WORK REQUIRED.
The answer must consist of every line below containing "Development".

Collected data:
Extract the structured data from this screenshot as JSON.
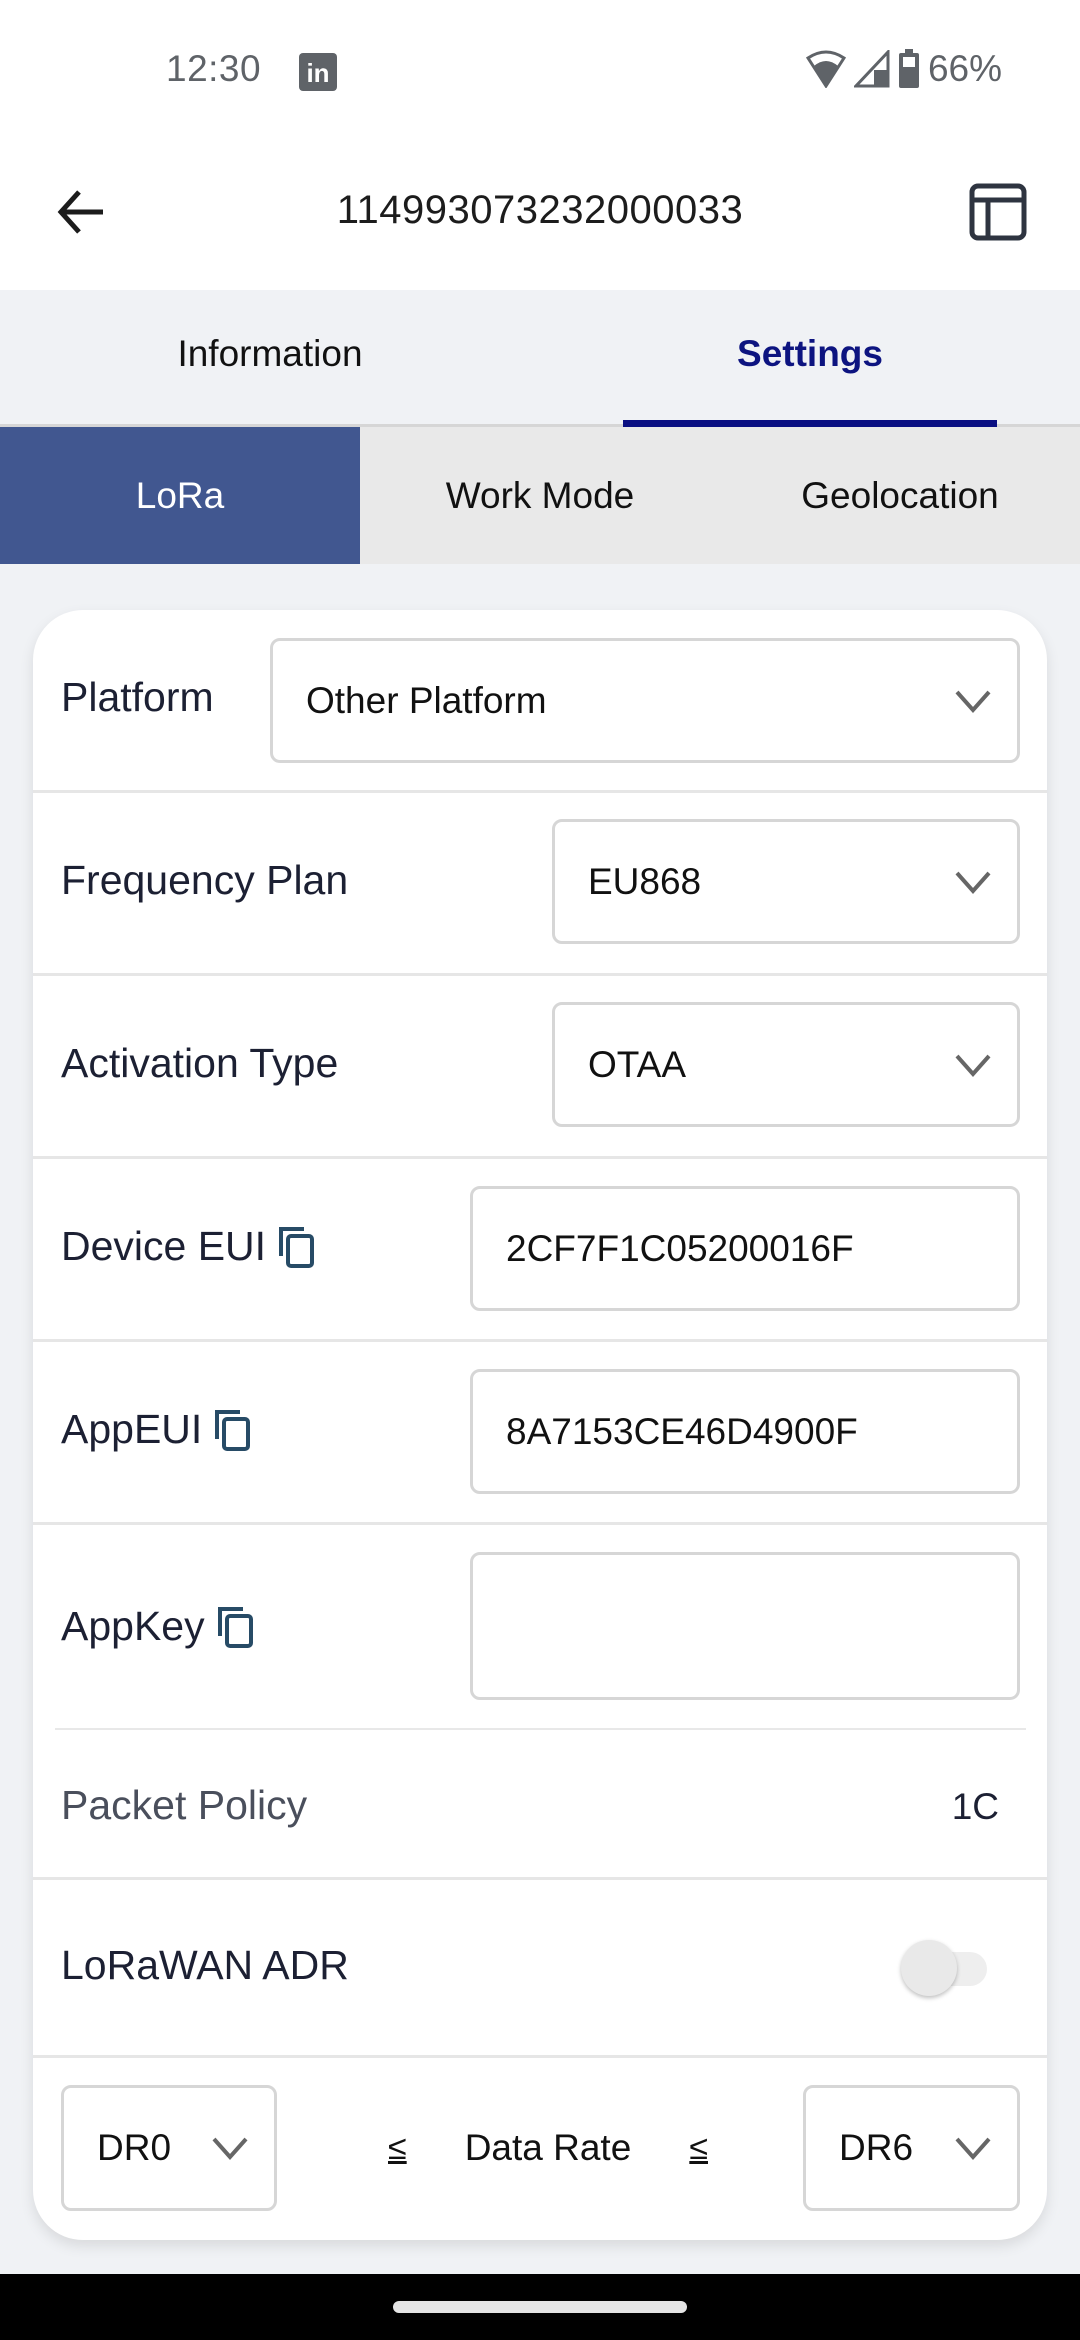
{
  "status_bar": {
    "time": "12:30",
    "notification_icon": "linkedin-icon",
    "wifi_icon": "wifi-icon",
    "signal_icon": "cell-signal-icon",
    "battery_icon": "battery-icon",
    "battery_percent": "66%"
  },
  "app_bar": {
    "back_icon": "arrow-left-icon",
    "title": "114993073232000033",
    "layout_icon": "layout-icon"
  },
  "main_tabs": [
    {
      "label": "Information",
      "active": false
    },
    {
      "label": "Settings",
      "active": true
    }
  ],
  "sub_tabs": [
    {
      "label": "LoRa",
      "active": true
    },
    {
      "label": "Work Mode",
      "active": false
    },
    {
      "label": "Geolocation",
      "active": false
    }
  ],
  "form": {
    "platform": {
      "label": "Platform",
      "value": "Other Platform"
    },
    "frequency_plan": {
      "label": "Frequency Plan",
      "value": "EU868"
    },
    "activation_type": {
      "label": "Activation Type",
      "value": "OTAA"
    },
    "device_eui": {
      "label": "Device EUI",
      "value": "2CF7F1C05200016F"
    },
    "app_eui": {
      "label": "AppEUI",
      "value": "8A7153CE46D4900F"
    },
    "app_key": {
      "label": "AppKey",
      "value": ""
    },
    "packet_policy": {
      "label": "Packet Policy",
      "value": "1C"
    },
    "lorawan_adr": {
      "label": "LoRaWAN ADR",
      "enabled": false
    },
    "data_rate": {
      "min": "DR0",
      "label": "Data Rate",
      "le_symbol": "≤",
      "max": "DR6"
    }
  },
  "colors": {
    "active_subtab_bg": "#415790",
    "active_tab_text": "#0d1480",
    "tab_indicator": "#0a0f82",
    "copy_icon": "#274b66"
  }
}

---

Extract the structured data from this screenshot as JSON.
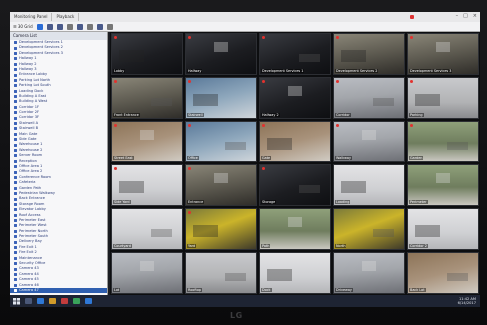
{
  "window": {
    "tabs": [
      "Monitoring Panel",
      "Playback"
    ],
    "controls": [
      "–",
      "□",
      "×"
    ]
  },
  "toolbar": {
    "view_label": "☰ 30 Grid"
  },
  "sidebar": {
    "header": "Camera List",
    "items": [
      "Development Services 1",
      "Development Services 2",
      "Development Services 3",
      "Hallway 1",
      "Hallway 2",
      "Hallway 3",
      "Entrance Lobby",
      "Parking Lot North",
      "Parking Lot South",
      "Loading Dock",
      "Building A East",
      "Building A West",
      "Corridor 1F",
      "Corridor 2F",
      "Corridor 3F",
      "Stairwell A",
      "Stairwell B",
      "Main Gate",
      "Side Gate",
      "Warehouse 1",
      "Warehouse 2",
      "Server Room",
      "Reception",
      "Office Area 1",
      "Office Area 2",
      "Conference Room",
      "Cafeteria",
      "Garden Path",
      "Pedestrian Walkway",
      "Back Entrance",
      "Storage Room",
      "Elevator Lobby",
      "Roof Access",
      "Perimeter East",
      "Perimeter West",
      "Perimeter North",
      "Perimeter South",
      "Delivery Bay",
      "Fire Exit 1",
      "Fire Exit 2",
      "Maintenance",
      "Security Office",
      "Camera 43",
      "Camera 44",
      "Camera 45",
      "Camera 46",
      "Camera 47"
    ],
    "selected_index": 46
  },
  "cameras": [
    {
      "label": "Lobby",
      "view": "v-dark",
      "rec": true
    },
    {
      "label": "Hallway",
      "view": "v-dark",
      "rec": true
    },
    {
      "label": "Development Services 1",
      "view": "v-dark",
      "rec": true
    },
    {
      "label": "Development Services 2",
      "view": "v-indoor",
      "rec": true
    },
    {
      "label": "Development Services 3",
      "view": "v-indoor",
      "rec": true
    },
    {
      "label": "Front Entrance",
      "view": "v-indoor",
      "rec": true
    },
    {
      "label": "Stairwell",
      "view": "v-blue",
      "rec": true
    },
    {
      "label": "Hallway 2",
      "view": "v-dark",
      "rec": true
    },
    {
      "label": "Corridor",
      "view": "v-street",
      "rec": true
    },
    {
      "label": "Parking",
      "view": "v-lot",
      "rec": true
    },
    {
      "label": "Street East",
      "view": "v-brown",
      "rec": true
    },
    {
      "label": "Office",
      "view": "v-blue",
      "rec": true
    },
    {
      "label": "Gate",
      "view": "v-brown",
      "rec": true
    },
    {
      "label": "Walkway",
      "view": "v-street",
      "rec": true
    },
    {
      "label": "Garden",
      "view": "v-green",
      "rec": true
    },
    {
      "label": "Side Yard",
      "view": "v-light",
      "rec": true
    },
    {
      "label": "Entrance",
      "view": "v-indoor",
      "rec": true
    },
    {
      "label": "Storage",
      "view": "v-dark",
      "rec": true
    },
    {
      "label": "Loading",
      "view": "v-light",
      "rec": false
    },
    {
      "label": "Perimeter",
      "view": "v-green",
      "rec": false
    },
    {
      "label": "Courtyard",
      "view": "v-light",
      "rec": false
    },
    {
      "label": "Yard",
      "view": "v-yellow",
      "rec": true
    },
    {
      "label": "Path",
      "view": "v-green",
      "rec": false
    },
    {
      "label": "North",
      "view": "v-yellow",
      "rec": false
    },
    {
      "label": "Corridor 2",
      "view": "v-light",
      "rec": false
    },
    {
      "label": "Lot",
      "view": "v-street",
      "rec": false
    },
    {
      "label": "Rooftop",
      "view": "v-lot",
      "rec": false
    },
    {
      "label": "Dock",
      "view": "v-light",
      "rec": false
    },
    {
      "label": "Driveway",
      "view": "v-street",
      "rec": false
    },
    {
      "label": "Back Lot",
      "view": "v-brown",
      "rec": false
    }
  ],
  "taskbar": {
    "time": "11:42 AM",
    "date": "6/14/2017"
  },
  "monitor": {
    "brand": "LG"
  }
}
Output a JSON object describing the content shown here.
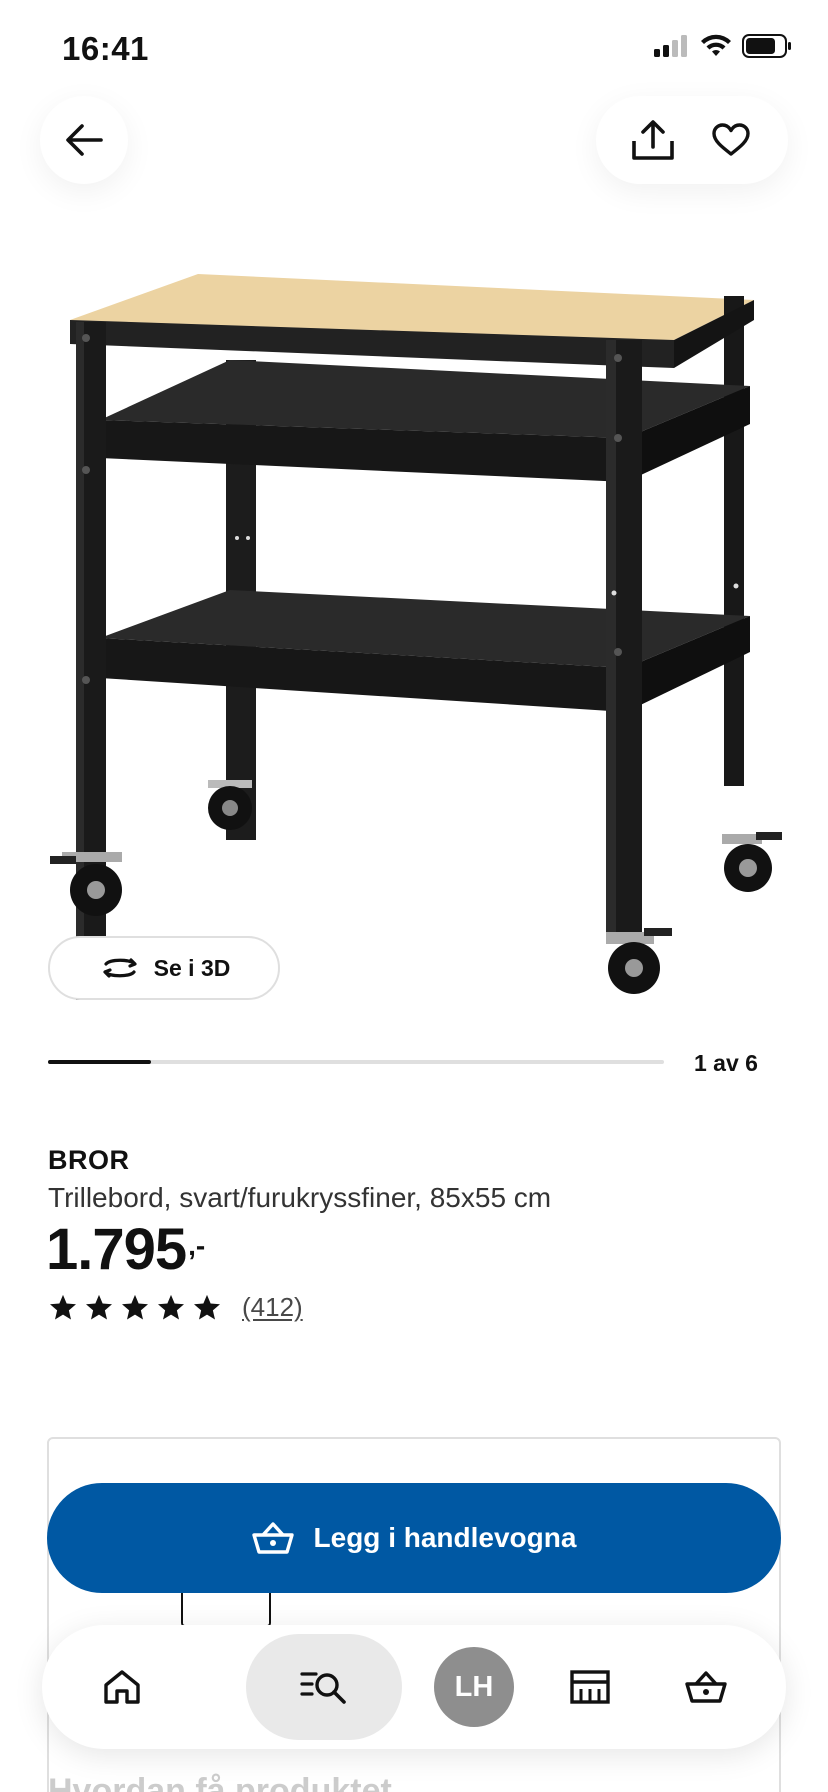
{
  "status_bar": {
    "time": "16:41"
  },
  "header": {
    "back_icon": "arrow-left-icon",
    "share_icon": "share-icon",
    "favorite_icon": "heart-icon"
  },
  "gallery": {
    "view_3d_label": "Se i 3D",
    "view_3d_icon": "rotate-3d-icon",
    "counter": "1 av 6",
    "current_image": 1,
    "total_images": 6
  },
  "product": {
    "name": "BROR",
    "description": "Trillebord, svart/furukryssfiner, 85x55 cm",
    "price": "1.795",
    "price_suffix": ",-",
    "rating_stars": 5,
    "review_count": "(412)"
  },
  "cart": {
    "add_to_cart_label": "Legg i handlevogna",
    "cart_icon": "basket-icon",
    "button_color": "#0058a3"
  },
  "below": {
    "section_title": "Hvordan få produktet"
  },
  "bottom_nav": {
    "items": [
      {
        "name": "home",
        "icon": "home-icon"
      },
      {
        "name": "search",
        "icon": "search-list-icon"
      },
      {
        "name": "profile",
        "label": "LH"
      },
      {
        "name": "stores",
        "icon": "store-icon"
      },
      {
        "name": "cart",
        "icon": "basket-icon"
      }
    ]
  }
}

COMPLETED TASK.
      "Development Services 1",
      "Development Services 2",
      "Development Services 3",
      "label": "Development Services 1",
      "label": "Development Services 2",
      "label": "Development Services 3",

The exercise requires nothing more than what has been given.